Yesterday British actor Idris Elba broke a ninety year old speed record on a British beach in a very modern Bentley GT3…and it got us thinking.
A 90 year old record that was beaten at just 180 mph? That’s awfully slow—until you realize that it was set on a stretch of cold, dark, beach sand in Wales.
The beach is Pendine Sands, a seven mile, ruler-straight beach now owned and operated by the Ministry of Defense* but beloved by speed demons for more than 100 years. This stretch of sand has seen many hot rod and speed attempts, but apparently the Ministry of Defense has also used it as a bombing range for decades. Signage warning of unexploded ordinance is still displayed to this day, which makes the size of Elba’s record a bit more substantial.
The last land-speed record set at Pendine in an automobile and the one Bentley and Elba were attempting to break was originally set by Malcolm Campbell in 1927. Campbell was a classic English gearhead of the 19th century, starting on motorbikes and later moving to cars.

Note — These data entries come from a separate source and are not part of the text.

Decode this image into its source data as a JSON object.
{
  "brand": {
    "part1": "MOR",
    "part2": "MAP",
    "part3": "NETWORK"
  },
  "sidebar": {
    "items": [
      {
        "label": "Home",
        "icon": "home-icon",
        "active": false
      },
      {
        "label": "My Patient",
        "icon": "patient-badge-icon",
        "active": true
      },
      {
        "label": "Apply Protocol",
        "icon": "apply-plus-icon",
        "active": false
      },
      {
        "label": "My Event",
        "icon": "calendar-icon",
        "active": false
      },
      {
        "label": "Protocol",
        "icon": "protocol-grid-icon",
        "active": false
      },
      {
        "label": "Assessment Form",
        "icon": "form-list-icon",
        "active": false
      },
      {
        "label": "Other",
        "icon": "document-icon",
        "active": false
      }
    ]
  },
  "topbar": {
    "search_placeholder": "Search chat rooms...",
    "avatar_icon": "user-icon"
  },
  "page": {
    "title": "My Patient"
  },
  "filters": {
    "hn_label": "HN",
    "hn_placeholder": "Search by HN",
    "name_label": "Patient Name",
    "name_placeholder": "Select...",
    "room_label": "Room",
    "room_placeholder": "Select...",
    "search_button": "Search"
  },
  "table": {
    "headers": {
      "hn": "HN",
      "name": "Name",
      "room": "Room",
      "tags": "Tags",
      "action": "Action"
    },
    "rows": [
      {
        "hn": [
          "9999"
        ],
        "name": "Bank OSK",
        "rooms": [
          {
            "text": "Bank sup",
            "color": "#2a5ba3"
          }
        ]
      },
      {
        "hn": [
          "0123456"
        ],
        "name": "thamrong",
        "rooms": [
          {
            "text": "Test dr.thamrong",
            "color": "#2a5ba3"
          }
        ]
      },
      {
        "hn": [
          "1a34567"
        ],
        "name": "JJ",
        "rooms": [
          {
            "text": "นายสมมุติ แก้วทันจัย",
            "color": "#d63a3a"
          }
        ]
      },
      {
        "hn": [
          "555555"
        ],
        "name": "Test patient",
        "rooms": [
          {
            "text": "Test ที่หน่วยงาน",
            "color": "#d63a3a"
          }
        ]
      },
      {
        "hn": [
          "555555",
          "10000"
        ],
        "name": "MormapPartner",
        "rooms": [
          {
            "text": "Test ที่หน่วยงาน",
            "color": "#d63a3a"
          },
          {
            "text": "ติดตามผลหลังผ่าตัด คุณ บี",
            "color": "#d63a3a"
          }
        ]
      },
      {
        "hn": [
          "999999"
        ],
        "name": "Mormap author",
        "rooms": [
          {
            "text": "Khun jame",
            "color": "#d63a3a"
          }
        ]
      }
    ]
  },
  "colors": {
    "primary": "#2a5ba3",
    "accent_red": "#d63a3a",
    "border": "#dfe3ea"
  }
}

Campbell set quite a few land-speed records, most notably in the UK the very one that stood until yesterday at Pendine Sands.
In 1927, the vehicle at Campbell’s disposal was known innocuously as, ‘Blue Bird’, a 500 horsepower V12 beast of a car that topped out at over 200 mph well before modern safety technology existed. In fact, the Napier-Lion engine used in the car was from an aircraft, as car engines at the time didn’t have the requisite horsepower to push that much air around.
However, a small note about that record-breaking day in 1927 makes Elba’s record slightly less impressive (never mind the differences in the cars). According to the book The Land Speed Record, the Blue Bird actually hit 195 mph that day on a single run, but in order for the record to be verified, the speed was calculated on a two run average—something Campbell was unable to do.
In those years, the need for ever greater land speed records made both the Pendine Sands and the Blue Bird obsolete in less than a year. The pursuit led participants to Daytona Beach and finally to the legendary Bonneville Salt Flats, where extreme land speed records are still being attempted.
Today, both Bentley and Elba should be commended. A British driver in a British GT car tackling a 90 year old sand-based speed record…on an ammunition-littered beach in Wales? That’s pretty great—and one for the books.
*The Brits certainly do government titles better than us Yanks, don’t they?